It was midday and the temperature was over 32oC as Rabah Abu-Shanab, 58, lay under the rubble of what once was his house in Al-Shuja’ia, the neighbourhood which was devastated the most during last summer’s Israeli offensive against the Gaza Strip.
A year has passed since the attack, but nothing has changed in Abu-Shanab’s life. He and his extended family of 18 members are still homeless, have not received makeshift shelters, have no electricity and no drinking or running water.
“To this day, nothing has been done for me and my family,” he said. “Even the rubble of my house has not been removed… I asked the electricity company to install only one street light in the whole area, they promised, but did not fulfil that promise.”
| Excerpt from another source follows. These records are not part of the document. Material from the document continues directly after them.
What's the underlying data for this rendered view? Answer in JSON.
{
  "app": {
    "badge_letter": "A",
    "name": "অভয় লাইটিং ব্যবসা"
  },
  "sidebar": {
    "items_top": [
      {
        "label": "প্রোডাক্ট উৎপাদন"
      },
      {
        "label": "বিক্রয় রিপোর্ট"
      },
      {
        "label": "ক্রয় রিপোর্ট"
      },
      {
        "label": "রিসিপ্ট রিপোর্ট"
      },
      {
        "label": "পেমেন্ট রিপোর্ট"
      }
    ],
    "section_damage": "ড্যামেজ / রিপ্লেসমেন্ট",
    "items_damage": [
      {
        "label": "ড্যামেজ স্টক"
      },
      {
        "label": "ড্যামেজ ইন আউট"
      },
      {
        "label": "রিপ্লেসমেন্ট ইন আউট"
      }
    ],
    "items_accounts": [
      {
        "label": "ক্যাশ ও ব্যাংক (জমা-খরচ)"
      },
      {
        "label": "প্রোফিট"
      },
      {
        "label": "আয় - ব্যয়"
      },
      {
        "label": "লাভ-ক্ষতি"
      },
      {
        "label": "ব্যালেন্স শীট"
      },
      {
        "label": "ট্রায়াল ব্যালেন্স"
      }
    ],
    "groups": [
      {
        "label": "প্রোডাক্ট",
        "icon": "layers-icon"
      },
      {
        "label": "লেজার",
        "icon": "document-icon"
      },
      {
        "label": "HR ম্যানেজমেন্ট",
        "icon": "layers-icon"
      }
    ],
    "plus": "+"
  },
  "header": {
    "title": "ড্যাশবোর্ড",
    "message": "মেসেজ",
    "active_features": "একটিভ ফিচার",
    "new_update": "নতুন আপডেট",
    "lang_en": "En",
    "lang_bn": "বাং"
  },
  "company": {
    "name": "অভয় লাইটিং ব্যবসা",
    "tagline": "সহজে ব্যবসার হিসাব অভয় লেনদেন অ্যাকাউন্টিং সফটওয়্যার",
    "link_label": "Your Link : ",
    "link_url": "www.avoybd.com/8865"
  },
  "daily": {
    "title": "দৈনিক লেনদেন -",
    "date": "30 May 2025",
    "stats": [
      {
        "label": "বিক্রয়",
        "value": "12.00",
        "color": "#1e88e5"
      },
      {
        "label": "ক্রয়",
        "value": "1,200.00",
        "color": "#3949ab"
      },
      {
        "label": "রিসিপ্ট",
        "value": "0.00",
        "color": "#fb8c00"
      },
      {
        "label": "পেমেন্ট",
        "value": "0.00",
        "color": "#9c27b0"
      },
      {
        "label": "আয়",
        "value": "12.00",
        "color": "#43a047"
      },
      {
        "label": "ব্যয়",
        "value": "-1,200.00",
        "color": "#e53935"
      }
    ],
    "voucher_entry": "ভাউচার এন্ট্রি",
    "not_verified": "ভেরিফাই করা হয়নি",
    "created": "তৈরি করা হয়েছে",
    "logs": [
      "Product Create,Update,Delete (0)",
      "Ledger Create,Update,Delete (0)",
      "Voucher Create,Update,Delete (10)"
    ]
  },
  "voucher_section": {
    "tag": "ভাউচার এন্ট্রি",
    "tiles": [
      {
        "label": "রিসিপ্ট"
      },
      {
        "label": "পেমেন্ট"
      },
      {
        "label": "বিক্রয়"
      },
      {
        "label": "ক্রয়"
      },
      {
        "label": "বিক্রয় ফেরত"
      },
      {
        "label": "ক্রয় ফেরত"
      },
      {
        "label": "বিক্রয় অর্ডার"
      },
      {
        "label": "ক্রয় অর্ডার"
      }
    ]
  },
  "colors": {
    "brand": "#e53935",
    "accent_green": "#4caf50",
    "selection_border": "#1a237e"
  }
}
Abu-Shanab, who has been unemployed for 13 years, said that he had received only one six-month payment to cover rent for an apartment. He used the money to buy some basic household appliances and other essential goods to equip what he called a “makeshift house”; I call it a very primitive tent.
Abu-Shanab is not alone
Isam Habib is 23; he has been working more than 12 hours a day just to afford the rent for a small apartment that he, his family and his father’s family are currently living in.
“My father was abroad when the war started,” Habib said. “When he came back he was shocked to see his house completely destroyed; he had a heart attack on the spot, which killed him.”
Habib said that all of the family then moved to his uncle’s house. “We lived there for about two months,” he explained, “but my uncle could not bear having 16 new family members living in his house, which is designed for a family of six.” He moved to the small rented apartment for which he is struggling to pay the rent.
Habib and Abu-Shanab are two out of around 100,000 Palestinians in Gaza who are still homeless. According to confirmed statistics, 19,075 homes were destroyed or made uninhabitable by Israeli bombing during the 2014 war. Several local and international organisations, including Oxfam, have said that none of these houses has been rebuilt.
According to the Norwegian Refugee Council (NRC), which has an office in Gaza, “83,977 housing units are still waiting for repair assistance and people continue to live in homes that have gaping holes from the bombardment.” The NRC said that some homeless Gazans have built makeshift shelters, but it insisted that the tight Israeli restrictions on the movement of building material into the Gaza Strip would make the reconstruction take at least “half a century”.
No money for reconstruction
Less than two months after the end of the Israeli offensive that killed around 2,260 Palestinians and wounded 11,000 others, international donors held a conference in Egypt and pledged $5.4 billion to rebuild Gaza. Norwegian Foreign Minister Borge Brende, whose country called for the conference, announced that the pledges exceeded the $4 billion that the Palestinian Authority (PA) had asked for.
Last month, Adnan Abu-Hasna, spokesman of the UN Relief and Work Agency for Palestine Refugees (UNRWA), told MEMO that the donors have not fulfilled their reconstruction pledges. He said that only $216 million of the money pledged has been paid to date. “It seems that the issue was not taken seriously by the donors,” he said. “A sum of $216 million out of $5.4 billion means no fulfilment.”
The people in Gaza feel desperate, he added, as no single house has been rebuilt. “More than 1,500 displaced refugees are still sheltering at UNRWA schools in different areas across the Gaza Strip.”
Abu-Hasna also blamed the siege as the “main reason” for the delay in rebuilding the beleaguered territory. “If the siege continues, Gaza will continue to suffer,” he explained.
People feel ‘hopeless’
While showing me around his makeshift home, Abu-Shanab said that he feels “hopeless” about the pledges of the donors and the promises of the Palestinian officials regarding the reconstruction of his house.
“We have been here [in his tent] for a year now,” he said, “and I have been hearing promises and pledges, but have seen nothing to this day.” Abu-Shanab hopes that the donors and the officials will eventually fulfil their pledges and promises. “We live here with rats, mice and insects,” he pointed out. “I want to end this and live again in an appropriate house.”
While standing on the rubble of his house, Habib also expressed his hope that his home will be rebuilt very soon so that he and his family can live in appropriate conditions.
At the end of last week, UNRWA’s Operations Director for Gaza, Robert Turner, said that the agency has only received funding for 200 homes. But he also said that the situation in Gaza would witness tangible measures regarding the reconstruction of the destroyed homes.
The views expressed in this article belong to the author and do not necessarily reflect the editorial policy of Middle East Monitor.